States Without an Income Tax

There are seven states that do not impose an income tax: Alaska, Florida, Nevada, South Dakota, Texas, Washington, and Wyoming. In New Hampshire and Tennessee, there is only tax dividend and interest income. While states that lack an income tax may seem like the most attractive option, they may have steep property or sales taxes, which could easily offset the lack of income tax.  

State Income Tax Breaks for Retirees

Most states with an income tax allow retirees to exclude some or all of their income from Social Security, pensions, or both. For many retirees, this makes income taxes the least of their worries.

There are nine states that exempt all federal, military, and in-state pensions as well as all Social Security benefits from income tax: Alabama, Hawaii, Illinois, Louisiana, Massachusetts, Michigan, Mississippi, New York, and Pennsylvania. Alabama, Hawaii, and Illinois also exempt income from certain types of private pensions.

Pennsylvania and Mississippi are unique in that they are the only states in the country that exempt all retirement income, even IRA, and 401(k) distributions. 

There are, however, a few states that are less than hospitable to retirees. Not only are their tax rates high, but they also fully tax pension income. These states and their top tax rates are: California (10.55 percent on income over $1 million), Rhode Island (9.9 percent on all income including capital gains), Vermont (8.95 percent), Connecticut (6.5 percent), and Nebraska (6.84 percent). All of these states, with the exception of California, tax some or all of Social Security benefits.

More information on state income taxes for retirees

Property Tax Relief

Property taxes can be especially difficult for retirees with low incomes and high housing costs. Fortunately, all 50 states offer some type of property tax relief program. Forty states provide homestead exemptions that reduce the assessed value of your home, or property tax credits that reduce your tax bill directly. Most states also have special exemptions for senior residents over a certain age and who meet income requirements.  

The Tax Foundation, a nonpartisan tax research group in Washington, D.C., found that people living in Louisiana, Hawaii, Alabama, the District of Columbia, Delaware, and Mississippi paid the least property taxes compared to home value. Florida, a retirement mecca, came in nearly right in the middle, ranked 24th.  

Nevada, another popular retirement destination, gets an honorable mention for property taxes. This is because Nevada’s property tax is based on a mere 35 percent of the fair market value of the property, while most states use 100 percent of fair market value.  In addition, those over 62 who meet income limits can receive a rebate of up to 90 percent of their property taxes.

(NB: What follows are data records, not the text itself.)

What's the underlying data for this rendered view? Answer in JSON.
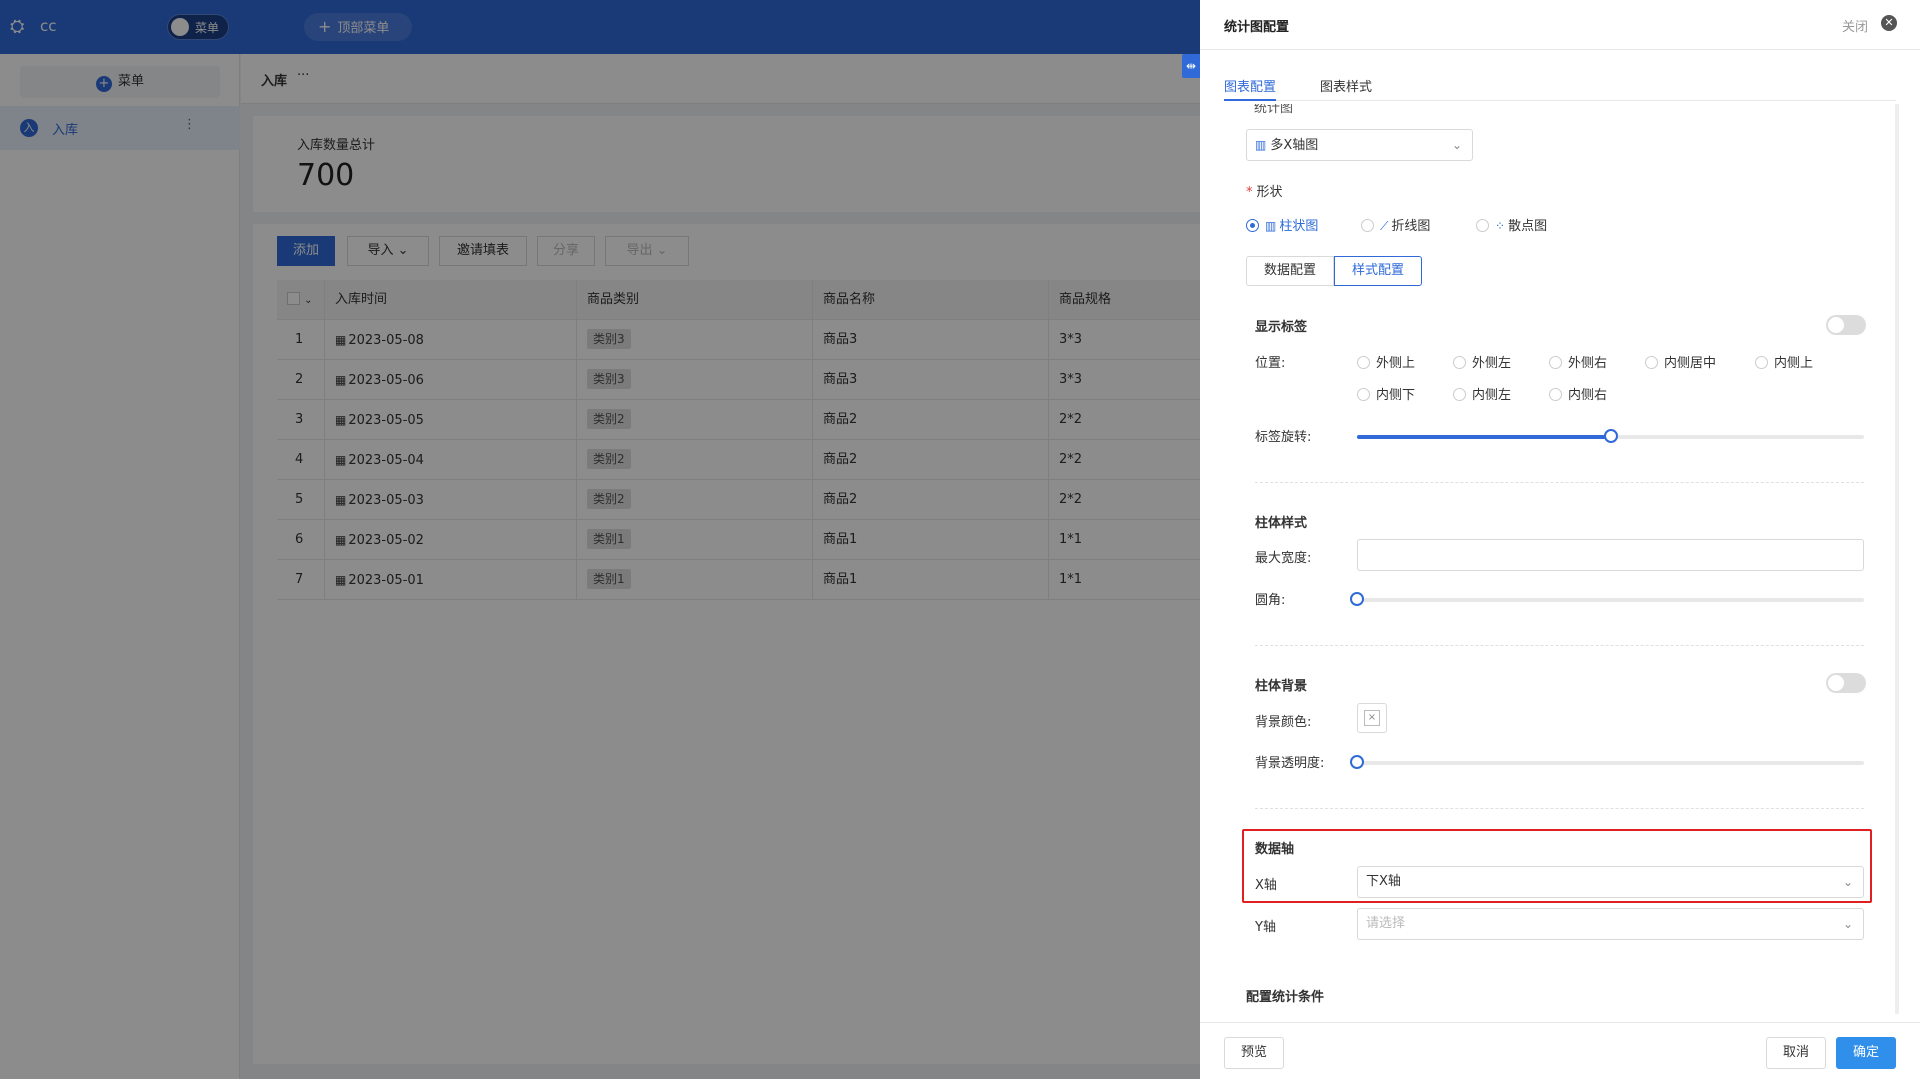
{
  "app": {
    "logo_text": "cc",
    "menu_toggle_label": "菜单",
    "top_menu_label": "顶部菜单",
    "sidebar": {
      "add_label": "菜单",
      "items": [
        {
          "avatar": "入",
          "label": "入库",
          "more": "⋮"
        }
      ]
    },
    "breadcrumb": {
      "title": "入库",
      "more": "···"
    },
    "stat": {
      "label": "入库数量总计",
      "value": "700"
    },
    "toolbar": {
      "add": "添加",
      "import": "导入",
      "invite": "邀请填表",
      "share": "分享",
      "export": "导出"
    },
    "table": {
      "headers": [
        "入库时间",
        "商品类别",
        "商品名称",
        "商品规格"
      ],
      "rows": [
        {
          "idx": "1",
          "date": "2023-05-08",
          "category": "类别3",
          "name": "商品3",
          "spec": "3*3"
        },
        {
          "idx": "2",
          "date": "2023-05-06",
          "category": "类别3",
          "name": "商品3",
          "spec": "3*3"
        },
        {
          "idx": "3",
          "date": "2023-05-05",
          "category": "类别2",
          "name": "商品2",
          "spec": "2*2"
        },
        {
          "idx": "4",
          "date": "2023-05-04",
          "category": "类别2",
          "name": "商品2",
          "spec": "2*2"
        },
        {
          "idx": "5",
          "date": "2023-05-03",
          "category": "类别2",
          "name": "商品2",
          "spec": "2*2"
        },
        {
          "idx": "6",
          "date": "2023-05-02",
          "category": "类别1",
          "name": "商品1",
          "spec": "1*1"
        },
        {
          "idx": "7",
          "date": "2023-05-01",
          "category": "类别1",
          "name": "商品1",
          "spec": "1*1"
        }
      ]
    }
  },
  "drawer": {
    "title": "统计图配置",
    "close_label": "关闭",
    "tabs": [
      {
        "label": "图表配置",
        "active": true
      },
      {
        "label": "图表样式",
        "active": false
      }
    ],
    "chart_label_partial": "统计图",
    "chart_type": {
      "value": "多X轴图",
      "icon": "bar-chart-icon"
    },
    "shape": {
      "label": "形状",
      "options": [
        {
          "label": "柱状图",
          "icon": "bar-chart-icon",
          "selected": true
        },
        {
          "label": "折线图",
          "icon": "line-chart-icon",
          "selected": false
        },
        {
          "label": "散点图",
          "icon": "scatter-chart-icon",
          "selected": false
        }
      ]
    },
    "config_tabs": [
      {
        "label": "数据配置",
        "active": false
      },
      {
        "label": "样式配置",
        "active": true
      }
    ],
    "show_label": {
      "title": "显示标签",
      "enabled": false,
      "position_label": "位置:",
      "positions": [
        "外侧上",
        "外侧左",
        "外侧右",
        "内侧居中",
        "内侧上",
        "内侧下",
        "内侧左",
        "内侧右"
      ],
      "rotation_label": "标签旋转:",
      "rotation_fraction": 0.5
    },
    "bar_style": {
      "title": "柱体样式",
      "max_width_label": "最大宽度:",
      "max_width_value": "",
      "radius_label": "圆角:",
      "radius_fraction": 0
    },
    "bar_background": {
      "title": "柱体背景",
      "enabled": false,
      "color_label": "背景颜色:",
      "color_placeholder": "×",
      "opacity_label": "背景透明度:",
      "opacity_fraction": 0
    },
    "axis": {
      "title": "数据轴",
      "x_label": "X轴",
      "x_value": "下X轴",
      "y_label": "Y轴",
      "y_placeholder": "请选择"
    },
    "condition_title": "配置统计条件",
    "footer": {
      "preview": "预览",
      "cancel": "取消",
      "confirm": "确定"
    }
  },
  "colors": {
    "primary": "#2f6ad8",
    "confirm": "#2f8fea",
    "highlight": "#e02020"
  }
}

States With the Lowest Sales Tax

There are only five states that do not have a sales tax: Alaska, Delaware, Montana, New Hampshire, and Oregon. Although Alaska does not charge a state sales tax, it does allow cities and counties to impose sales taxes, which range from 1 percent to 7 percent. 

Of the states that do charge sales tax, those with the lowest combined state and local tax rates, according to the Tax Foundation, are: Hawaii (4.38 percent), Maine (5.00 percent), Virginia (5.00 percent), Wyoming (5.38 percent), and Wisconsin (5.42 percent).

The Verdict

So, which state is has the best overall tax climate for retired persons? It depends on the type and amount of income you will be bringing in, the value of your home, your cash-on-hand, and any specific tax issues you may have.

For example, if you will have a lot of income or will continue to work part-time after retirement, income taxes may be your first priority. Conversely, if you will be living on Social Security that is exempt in many states, property taxes may be more important. There are some clear front-runners, though. States that have no income tax or exempt pensions and Social Security income, and that also have low property and sales taxes top the list. These states are Alaska, Nevada, Hawaii, Wyoming, Florida, Louisiana, Delaware, and Mississippi.

Keep in mind that this list is for general use and does not take into account climate, access to quality medical care, or cost of living, among other things. Your financial outlook and what is important to you in a retirement community will determine your unique fit in a retirement destination. You should contact your CPA or financial advisor for more personalized guidance on this topic.